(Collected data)
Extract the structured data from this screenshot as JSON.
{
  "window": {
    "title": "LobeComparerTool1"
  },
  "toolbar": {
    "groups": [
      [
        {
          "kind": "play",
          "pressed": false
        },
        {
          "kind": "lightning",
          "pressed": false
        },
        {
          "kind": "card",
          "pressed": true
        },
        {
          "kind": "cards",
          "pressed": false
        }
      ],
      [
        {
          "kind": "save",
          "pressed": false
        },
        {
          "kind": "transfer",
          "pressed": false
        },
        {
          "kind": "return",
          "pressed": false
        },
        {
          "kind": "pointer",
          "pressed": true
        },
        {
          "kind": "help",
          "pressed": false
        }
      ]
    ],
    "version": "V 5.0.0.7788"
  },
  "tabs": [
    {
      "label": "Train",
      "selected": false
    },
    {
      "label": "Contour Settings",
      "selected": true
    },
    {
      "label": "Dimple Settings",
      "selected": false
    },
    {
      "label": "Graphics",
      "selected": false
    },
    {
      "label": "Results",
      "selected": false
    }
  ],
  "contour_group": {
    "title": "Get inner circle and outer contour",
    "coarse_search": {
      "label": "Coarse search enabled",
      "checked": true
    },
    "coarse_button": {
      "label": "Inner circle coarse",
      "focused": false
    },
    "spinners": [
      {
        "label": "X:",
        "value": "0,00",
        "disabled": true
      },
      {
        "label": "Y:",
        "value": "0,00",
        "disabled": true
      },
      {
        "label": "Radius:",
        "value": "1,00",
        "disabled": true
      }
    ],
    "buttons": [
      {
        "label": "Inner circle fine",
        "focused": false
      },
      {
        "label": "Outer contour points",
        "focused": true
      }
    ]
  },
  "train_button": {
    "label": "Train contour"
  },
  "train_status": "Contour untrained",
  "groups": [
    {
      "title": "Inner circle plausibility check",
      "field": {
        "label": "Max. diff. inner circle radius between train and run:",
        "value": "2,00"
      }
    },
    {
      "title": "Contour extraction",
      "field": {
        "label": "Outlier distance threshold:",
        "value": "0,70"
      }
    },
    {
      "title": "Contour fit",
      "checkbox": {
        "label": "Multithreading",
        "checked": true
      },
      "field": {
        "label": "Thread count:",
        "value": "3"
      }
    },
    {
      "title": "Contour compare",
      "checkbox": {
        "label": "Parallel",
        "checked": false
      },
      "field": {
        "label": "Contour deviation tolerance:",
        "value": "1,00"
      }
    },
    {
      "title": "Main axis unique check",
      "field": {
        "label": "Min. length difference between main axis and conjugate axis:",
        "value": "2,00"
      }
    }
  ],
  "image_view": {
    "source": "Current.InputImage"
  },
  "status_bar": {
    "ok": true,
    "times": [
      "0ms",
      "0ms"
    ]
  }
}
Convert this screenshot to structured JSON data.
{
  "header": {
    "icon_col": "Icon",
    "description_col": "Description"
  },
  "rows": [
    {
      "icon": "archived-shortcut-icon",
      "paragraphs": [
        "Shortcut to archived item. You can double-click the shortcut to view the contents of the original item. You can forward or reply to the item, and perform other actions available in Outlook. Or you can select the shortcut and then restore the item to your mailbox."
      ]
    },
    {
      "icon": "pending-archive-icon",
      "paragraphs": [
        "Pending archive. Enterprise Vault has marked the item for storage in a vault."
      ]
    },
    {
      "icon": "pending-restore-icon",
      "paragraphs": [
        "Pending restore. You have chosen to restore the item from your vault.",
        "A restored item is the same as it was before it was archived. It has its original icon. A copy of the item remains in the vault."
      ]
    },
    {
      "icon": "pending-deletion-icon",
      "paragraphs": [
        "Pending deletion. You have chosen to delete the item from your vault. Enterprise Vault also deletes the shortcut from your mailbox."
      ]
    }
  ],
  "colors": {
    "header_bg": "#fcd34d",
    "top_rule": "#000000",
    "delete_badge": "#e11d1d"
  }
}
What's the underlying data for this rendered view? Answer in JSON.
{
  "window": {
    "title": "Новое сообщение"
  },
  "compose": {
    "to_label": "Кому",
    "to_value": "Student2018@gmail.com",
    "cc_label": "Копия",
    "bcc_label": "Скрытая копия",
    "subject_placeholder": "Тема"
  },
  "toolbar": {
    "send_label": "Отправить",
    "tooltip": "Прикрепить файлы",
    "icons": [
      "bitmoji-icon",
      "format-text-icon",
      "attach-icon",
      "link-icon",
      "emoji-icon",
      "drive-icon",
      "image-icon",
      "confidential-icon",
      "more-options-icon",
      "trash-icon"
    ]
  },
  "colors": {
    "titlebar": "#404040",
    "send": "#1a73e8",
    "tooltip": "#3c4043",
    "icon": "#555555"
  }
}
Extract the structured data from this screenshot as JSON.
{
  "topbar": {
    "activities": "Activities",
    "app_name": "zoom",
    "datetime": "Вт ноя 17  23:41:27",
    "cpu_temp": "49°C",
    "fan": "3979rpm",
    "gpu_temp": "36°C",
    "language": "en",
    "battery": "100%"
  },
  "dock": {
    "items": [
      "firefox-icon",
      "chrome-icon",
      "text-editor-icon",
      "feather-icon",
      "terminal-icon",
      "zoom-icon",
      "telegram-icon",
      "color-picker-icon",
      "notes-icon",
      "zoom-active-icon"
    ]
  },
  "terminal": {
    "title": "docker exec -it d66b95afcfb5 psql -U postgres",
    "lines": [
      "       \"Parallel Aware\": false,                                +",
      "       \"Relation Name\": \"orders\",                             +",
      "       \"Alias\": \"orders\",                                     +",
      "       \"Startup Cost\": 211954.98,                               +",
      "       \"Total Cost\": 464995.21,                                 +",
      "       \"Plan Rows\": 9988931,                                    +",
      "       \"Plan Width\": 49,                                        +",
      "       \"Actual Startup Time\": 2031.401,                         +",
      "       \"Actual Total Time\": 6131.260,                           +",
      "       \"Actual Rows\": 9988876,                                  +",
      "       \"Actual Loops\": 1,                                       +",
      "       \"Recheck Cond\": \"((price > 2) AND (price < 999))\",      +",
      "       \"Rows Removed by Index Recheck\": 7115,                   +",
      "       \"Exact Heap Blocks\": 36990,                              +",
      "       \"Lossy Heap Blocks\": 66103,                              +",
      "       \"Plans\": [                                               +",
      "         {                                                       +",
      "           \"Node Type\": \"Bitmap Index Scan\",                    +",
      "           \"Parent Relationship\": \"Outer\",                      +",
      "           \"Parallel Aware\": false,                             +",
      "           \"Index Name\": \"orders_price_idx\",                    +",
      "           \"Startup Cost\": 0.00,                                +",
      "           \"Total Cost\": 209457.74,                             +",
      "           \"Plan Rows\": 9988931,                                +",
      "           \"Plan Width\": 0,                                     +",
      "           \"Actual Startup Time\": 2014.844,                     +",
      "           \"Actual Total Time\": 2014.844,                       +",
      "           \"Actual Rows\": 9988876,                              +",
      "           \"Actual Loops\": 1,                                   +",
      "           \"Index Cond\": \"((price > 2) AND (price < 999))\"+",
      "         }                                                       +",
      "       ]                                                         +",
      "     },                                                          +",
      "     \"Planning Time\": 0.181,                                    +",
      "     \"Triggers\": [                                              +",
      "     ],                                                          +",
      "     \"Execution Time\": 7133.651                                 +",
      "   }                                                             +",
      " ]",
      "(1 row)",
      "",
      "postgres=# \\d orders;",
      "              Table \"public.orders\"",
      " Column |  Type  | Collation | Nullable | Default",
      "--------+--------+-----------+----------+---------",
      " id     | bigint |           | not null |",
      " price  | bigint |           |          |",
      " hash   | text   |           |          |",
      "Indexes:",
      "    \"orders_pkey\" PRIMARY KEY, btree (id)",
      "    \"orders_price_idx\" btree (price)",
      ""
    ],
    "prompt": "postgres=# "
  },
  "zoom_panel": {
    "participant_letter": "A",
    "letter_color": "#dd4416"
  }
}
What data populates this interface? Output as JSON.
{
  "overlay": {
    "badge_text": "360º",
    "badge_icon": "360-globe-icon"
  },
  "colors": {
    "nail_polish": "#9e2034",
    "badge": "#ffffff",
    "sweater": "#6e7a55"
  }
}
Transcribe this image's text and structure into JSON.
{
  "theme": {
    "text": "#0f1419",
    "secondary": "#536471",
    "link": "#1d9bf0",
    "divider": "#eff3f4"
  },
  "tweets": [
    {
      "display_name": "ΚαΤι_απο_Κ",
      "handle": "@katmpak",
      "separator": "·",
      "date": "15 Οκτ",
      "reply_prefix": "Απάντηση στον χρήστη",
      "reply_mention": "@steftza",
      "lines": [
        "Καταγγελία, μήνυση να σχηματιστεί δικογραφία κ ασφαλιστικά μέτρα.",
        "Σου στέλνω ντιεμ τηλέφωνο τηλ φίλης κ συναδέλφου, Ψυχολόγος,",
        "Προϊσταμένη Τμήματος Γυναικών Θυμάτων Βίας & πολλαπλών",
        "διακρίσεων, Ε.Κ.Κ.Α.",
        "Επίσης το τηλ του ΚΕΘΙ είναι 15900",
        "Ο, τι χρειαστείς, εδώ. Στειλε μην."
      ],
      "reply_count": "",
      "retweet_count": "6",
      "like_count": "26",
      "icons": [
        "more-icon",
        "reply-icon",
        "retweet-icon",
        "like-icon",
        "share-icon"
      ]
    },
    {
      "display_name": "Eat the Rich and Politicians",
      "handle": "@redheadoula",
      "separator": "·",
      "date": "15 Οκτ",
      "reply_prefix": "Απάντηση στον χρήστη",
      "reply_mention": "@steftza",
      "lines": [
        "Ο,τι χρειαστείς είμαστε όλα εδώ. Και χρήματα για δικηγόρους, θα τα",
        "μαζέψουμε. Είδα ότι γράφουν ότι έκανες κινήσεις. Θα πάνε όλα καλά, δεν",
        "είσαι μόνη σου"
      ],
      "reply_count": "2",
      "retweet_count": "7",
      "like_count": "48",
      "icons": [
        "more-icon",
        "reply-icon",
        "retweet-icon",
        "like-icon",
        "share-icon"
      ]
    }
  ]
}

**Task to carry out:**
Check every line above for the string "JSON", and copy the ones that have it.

**Answer to the problem:**
Extract the structured data from this screenshot as JSON.
Convert this screenshot to structured JSON data.
What's the underlying data for this rendered view? Answer in JSON.
Extract the structured data from this screenshot as JSON.
What data populates this interface? Output as JSON.
Transcribe this image's text and structure into JSON.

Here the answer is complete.